What is required | Your task is to give the data again, exactly, with every line intact.

*** Opening of Provided entries ***

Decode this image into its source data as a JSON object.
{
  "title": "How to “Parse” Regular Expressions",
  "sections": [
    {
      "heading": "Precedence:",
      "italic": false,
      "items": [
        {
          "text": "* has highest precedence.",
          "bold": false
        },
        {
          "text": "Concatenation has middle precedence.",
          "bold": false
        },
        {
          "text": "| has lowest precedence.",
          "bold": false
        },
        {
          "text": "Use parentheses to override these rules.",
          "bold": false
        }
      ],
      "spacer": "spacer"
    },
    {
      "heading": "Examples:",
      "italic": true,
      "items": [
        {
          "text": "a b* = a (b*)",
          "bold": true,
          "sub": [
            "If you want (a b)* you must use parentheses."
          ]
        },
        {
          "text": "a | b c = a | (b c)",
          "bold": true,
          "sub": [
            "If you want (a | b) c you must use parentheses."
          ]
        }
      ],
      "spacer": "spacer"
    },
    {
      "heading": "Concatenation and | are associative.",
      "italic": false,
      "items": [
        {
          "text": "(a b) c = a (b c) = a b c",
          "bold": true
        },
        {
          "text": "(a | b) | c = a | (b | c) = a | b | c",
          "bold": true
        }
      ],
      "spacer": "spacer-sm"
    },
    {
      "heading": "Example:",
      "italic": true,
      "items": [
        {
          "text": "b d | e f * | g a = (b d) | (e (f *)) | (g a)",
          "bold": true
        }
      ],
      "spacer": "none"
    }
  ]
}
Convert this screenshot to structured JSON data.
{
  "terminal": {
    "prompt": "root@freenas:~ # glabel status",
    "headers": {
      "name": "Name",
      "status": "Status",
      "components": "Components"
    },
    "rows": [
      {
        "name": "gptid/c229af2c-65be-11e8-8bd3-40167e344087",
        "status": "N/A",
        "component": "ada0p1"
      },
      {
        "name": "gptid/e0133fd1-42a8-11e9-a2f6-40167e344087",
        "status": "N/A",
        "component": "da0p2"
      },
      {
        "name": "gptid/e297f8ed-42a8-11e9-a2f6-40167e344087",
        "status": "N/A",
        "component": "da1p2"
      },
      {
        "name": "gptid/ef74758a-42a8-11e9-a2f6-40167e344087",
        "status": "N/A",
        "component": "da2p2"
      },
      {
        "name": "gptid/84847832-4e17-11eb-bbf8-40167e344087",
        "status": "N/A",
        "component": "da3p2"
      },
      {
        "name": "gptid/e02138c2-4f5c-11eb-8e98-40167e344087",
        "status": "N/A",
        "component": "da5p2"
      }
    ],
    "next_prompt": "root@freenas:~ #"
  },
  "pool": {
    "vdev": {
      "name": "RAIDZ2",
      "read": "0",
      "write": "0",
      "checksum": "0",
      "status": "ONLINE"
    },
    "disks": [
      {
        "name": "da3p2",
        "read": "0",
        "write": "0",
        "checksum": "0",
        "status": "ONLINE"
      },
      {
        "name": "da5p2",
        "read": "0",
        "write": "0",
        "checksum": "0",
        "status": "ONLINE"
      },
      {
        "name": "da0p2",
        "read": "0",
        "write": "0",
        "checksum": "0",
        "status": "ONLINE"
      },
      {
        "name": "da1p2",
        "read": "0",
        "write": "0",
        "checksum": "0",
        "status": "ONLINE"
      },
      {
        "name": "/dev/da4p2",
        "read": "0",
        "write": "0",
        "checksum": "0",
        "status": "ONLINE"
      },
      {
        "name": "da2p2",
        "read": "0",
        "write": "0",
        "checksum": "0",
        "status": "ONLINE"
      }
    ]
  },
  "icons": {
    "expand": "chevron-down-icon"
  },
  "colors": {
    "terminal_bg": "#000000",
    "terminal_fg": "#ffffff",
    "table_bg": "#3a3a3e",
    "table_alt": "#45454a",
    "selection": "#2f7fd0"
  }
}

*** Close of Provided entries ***

Task answer |
Decode this image into its source data as a JSON object.
{
  "title": "How to “Parse” Regular Expressions",
  "sections": [
    {
      "heading": "Precedence:",
      "italic": false,
      "items": [
        {
          "text": "* has highest precedence.",
          "bold": false
        },
        {
          "text": "Concatenation has middle precedence.",
          "bold": false
        },
        {
          "text": "| has lowest precedence.",
          "bold": false
        },
        {
          "text": "Use parentheses to override these rules.",
          "bold": false
        }
      ],
      "spacer": "spacer"
    },
    {
      "heading": "Examples:",
      "italic": true,
      "items": [
        {
          "text": "a b* = a (b*)",
          "bold": true,
          "sub": [
            "If you want (a b)* you must use parentheses."
          ]
        },
        {
          "text": "a | b c = a | (b c)",
          "bold": true,
          "sub": [
            "If you want (a | b) c you must use parentheses."
          ]
        }
      ],
      "spacer": "spacer"
    },
    {
      "heading": "Concatenation and | are associative.",
      "italic": false,
      "items": [
        {
          "text": "(a b) c = a (b c) = a b c",
          "bold": true
        },
        {
          "text": "(a | b) | c = a | (b | c) = a | b | c",
          "bold": true
        }
      ],
      "spacer": "spacer-sm"
    },
    {
      "heading": "Example:",
      "italic": true,
      "items": [
        {
          "text": "b d | e f * | g a = (b d) | (e (f *)) | (g a)",
          "bold": true
        }
      ],
      "spacer": "none"
    }
  ]
}
Convert this screenshot to structured JSON data.
{
  "terminal": {
    "prompt": "root@freenas:~ # glabel status",
    "headers": {
      "name": "Name",
      "status": "Status",
      "components": "Components"
    },
    "rows": [
      {
        "name": "gptid/c229af2c-65be-11e8-8bd3-40167e344087",
        "status": "N/A",
        "component": "ada0p1"
      },
      {
        "name": "gptid/e0133fd1-42a8-11e9-a2f6-40167e344087",
        "status": "N/A",
        "component": "da0p2"
      },
      {
        "name": "gptid/e297f8ed-42a8-11e9-a2f6-40167e344087",
        "status": "N/A",
        "component": "da1p2"
      },
      {
        "name": "gptid/ef74758a-42a8-11e9-a2f6-40167e344087",
        "status": "N/A",
        "component": "da2p2"
      },
      {
        "name": "gptid/84847832-4e17-11eb-bbf8-40167e344087",
        "status": "N/A",
        "component": "da3p2"
      },
      {
        "name": "gptid/e02138c2-4f5c-11eb-8e98-40167e344087",
        "status": "N/A",
        "component": "da5p2"
      }
    ],
    "next_prompt": "root@freenas:~ #"
  },
  "pool": {
    "vdev": {
      "name": "RAIDZ2",
      "read": "0",
      "write": "0",
      "checksum": "0",
      "status": "ONLINE"
    },
    "disks": [
      {
        "name": "da3p2",
        "read": "0",
        "write": "0",
        "checksum": "0",
        "status": "ONLINE"
      },
      {
        "name": "da5p2",
        "read": "0",
        "write": "0",
        "checksum": "0",
        "status": "ONLINE"
      },
      {
        "name": "da0p2",
        "read": "0",
        "write": "0",
        "checksum": "0",
        "status": "ONLINE"
      },
      {
        "name": "da1p2",
        "read": "0",
        "write": "0",
        "checksum": "0",
        "status": "ONLINE"
      },
      {
        "name": "/dev/da4p2",
        "read": "0",
        "write": "0",
        "checksum": "0",
        "status": "ONLINE"
      },
      {
        "name": "da2p2",
        "read": "0",
        "write": "0",
        "checksum": "0",
        "status": "ONLINE"
      }
    ]
  },
  "icons": {
    "expand": "chevron-down-icon"
  },
  "colors": {
    "terminal_bg": "#000000",
    "terminal_fg": "#ffffff",
    "table_bg": "#3a3a3e",
    "table_alt": "#45454a",
    "selection": "#2f7fd0"
  }
}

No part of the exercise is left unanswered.